(Beginning of DATA TO USE)

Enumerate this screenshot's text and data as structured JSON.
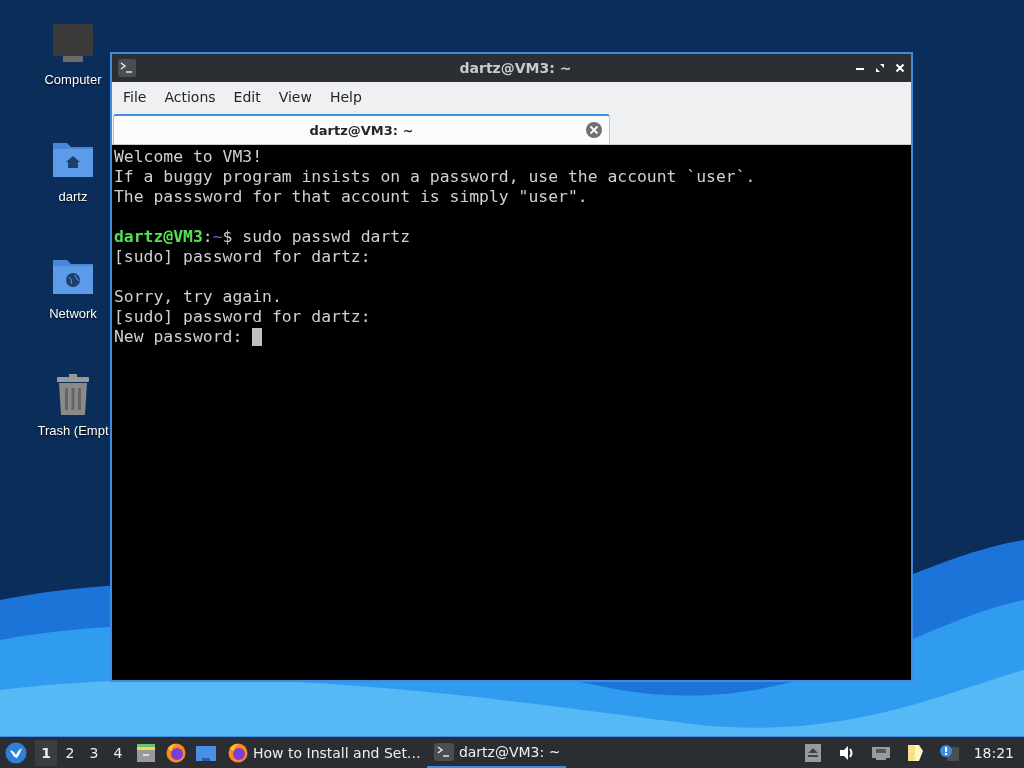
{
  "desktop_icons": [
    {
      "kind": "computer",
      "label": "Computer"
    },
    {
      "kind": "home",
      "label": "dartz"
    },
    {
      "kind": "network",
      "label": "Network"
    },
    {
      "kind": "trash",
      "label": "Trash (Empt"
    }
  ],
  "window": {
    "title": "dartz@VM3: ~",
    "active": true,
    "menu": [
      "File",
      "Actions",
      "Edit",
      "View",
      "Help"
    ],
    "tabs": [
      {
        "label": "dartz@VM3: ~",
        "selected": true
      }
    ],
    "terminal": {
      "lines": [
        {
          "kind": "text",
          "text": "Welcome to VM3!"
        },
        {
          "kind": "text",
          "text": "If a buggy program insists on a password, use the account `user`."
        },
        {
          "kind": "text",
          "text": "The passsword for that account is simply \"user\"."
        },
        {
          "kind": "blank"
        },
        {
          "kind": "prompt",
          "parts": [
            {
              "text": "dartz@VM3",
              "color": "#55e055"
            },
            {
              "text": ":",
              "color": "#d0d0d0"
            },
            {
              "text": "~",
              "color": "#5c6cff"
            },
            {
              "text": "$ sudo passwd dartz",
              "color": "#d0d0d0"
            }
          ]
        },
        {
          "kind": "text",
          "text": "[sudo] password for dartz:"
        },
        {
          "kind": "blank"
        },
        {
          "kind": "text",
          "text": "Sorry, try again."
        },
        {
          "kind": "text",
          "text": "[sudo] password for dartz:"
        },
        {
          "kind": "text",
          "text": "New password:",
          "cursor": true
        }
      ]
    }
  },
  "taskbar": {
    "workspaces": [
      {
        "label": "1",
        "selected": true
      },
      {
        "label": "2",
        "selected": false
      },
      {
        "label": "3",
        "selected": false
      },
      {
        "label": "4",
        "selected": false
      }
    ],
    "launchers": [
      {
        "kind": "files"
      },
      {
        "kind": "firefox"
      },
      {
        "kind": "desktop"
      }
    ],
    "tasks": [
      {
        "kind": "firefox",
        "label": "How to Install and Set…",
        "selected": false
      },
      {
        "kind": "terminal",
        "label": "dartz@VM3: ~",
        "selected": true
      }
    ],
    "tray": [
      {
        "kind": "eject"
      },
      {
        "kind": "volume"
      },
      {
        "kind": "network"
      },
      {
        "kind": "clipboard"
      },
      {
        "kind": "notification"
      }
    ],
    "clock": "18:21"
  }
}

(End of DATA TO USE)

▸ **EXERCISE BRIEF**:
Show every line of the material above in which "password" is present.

▸ **FINISHED TASK**:
          "text": "If a buggy program insists on a password, use the account `user`."
          "text": "[sudo] password for dartz:"
          "text": "[sudo] password for dartz:"
          "text": "New password:",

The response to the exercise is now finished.